> [Instructions to follow]:
Run through the records and, wherever a line holds the word "dialog", return that line.

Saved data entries
____
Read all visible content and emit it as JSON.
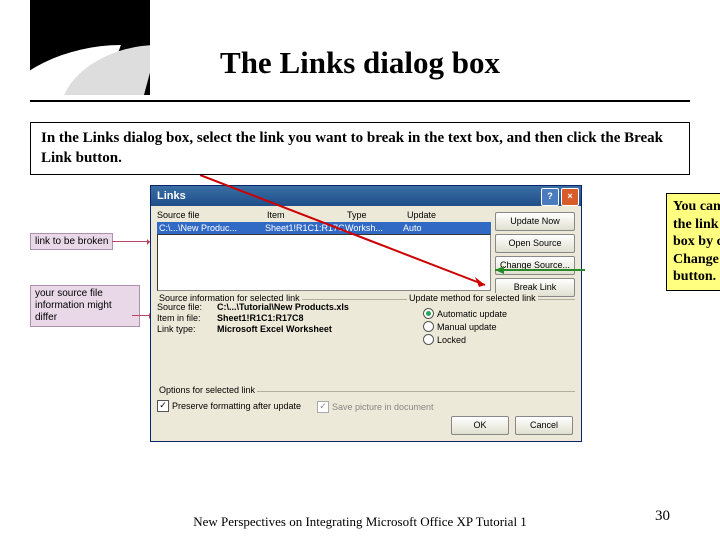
{
  "title": "The Links dialog box",
  "instruction": "In the Links dialog box, select the link you want to break in the text box, and then click the Break Link button.",
  "callout": "You can also modify the link in this dialog box by clicking the Change Source button.",
  "annotations": {
    "link_to_break": "link to be broken",
    "source_info": "your source file information might differ"
  },
  "dialog": {
    "title": "Links",
    "columns": [
      "Source file",
      "Item",
      "Type",
      "Update"
    ],
    "row": {
      "source": "C:\\...\\New Produc...",
      "item": "Sheet1!R1C1:R17C8",
      "type": "Worksh...",
      "update": "Auto"
    },
    "buttons": {
      "update_now": "Update Now",
      "open_source": "Open Source",
      "change_source": "Change Source...",
      "break_link": "Break Link"
    },
    "group_source": "Source information for selected link",
    "group_update": "Update method for selected link",
    "src": {
      "file_label": "Source file:",
      "file_value": "C:\\...\\Tutorial\\New Products.xls",
      "item_label": "Item in file:",
      "item_value": "Sheet1!R1C1:R17C8",
      "type_label": "Link type:",
      "type_value": "Microsoft Excel Worksheet"
    },
    "update": {
      "auto": "Automatic update",
      "manual": "Manual update",
      "locked": "Locked"
    },
    "group_options": "Options for selected link",
    "checks": {
      "preserve": "Preserve formatting after update",
      "savepic": "Save picture in document"
    },
    "ok": "OK",
    "cancel": "Cancel"
  },
  "footer": "New Perspectives on Integrating Microsoft Office XP Tutorial 1",
  "page": "30"
}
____
> [Task output]:
  "title": "The Links dialog box",
  "instruction": "In the Links dialog box, select the link you want to break in the text box, and then click the Break Link button.",
  "callout": "You can also modify the link in this dialog box by clicking the Change Source button.",
  "dialog": {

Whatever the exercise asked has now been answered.